The power of this analogy is that the before and after pictures say it all. Chess starts with a well-organized, full board in the beginning and a nearly empty board with and overturned king at the end. Go starts with an empty board in the beginning and a complex, nearly full board at the end.

Go also illustrates some very important subtle ideas in Sun Tzu's strategy. As Allan Elder, another Master Trainer pointed out that "shape" and "form" are important concepts in Go. The Chinese term we translate from Sun Tzu as "position," actually means "shape" or "form." Having a positions is more than a location on a grid. It is the form which fills that location. In Go, the positional qualities of a group of stones determines how well a group creates or removes life and territory. Good shape uses stones efficiently use of stones to create strength in a group or forms the "eyes" (internal openings) that assure a group can stay alive. Bad shapes are heavy, without eyes, and targets for attack. Strategic awareness in GO means recognizing at a glance what is a good shape and what is not.

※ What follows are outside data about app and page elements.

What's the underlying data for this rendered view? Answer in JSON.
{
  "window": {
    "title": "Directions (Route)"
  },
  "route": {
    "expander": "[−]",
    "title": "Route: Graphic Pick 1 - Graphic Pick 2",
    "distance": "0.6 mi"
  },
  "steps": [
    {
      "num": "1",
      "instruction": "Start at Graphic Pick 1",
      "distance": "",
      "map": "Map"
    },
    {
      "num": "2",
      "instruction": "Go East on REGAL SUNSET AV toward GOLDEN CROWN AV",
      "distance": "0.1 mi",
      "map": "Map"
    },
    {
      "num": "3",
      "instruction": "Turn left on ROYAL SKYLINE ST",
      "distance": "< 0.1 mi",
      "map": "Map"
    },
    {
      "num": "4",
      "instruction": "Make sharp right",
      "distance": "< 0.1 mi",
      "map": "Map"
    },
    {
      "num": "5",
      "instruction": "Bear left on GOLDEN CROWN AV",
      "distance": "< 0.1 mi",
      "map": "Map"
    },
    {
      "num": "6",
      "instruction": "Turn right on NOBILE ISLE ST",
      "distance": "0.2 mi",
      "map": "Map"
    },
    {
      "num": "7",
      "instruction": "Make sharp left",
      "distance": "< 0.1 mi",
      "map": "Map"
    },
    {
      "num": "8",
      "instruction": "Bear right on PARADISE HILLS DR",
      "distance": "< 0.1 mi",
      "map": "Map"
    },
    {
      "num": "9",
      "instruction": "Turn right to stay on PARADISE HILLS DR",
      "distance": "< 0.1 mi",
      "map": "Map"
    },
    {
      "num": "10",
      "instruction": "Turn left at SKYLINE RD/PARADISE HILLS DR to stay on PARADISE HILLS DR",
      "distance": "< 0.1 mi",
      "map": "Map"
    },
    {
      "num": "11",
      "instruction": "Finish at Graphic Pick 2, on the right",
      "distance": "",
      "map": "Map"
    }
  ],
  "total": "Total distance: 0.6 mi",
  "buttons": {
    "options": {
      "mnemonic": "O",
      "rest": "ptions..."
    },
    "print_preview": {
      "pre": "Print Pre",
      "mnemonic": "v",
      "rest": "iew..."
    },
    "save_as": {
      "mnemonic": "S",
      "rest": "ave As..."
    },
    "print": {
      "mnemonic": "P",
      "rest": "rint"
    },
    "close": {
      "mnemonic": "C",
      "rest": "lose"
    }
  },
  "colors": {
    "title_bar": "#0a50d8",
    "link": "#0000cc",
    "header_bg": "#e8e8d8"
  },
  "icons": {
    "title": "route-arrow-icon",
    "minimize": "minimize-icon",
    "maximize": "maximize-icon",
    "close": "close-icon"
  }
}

Similarly, chess illustrates some very important ideas about openings, limited, options, and developing positions based on capabilities. While chess among novices is always fought as a war of attrition, a contest between a novice and an expert usually involved the loss of very few piece, with checkmate occurring rather quickly based upon positioning. The most common mistake beginners make is in not understanding the importance of the "opening." Unlike Go, where stones can be placed almost anywhere, chess pieces, like people, require openings in order to move effectively. The "opening" part of the game is designed to enable openings. As with almost all games, the critical openings are created by your opponent, but in chess as in live, novices tend to get in their own way.

Competitive Arenas: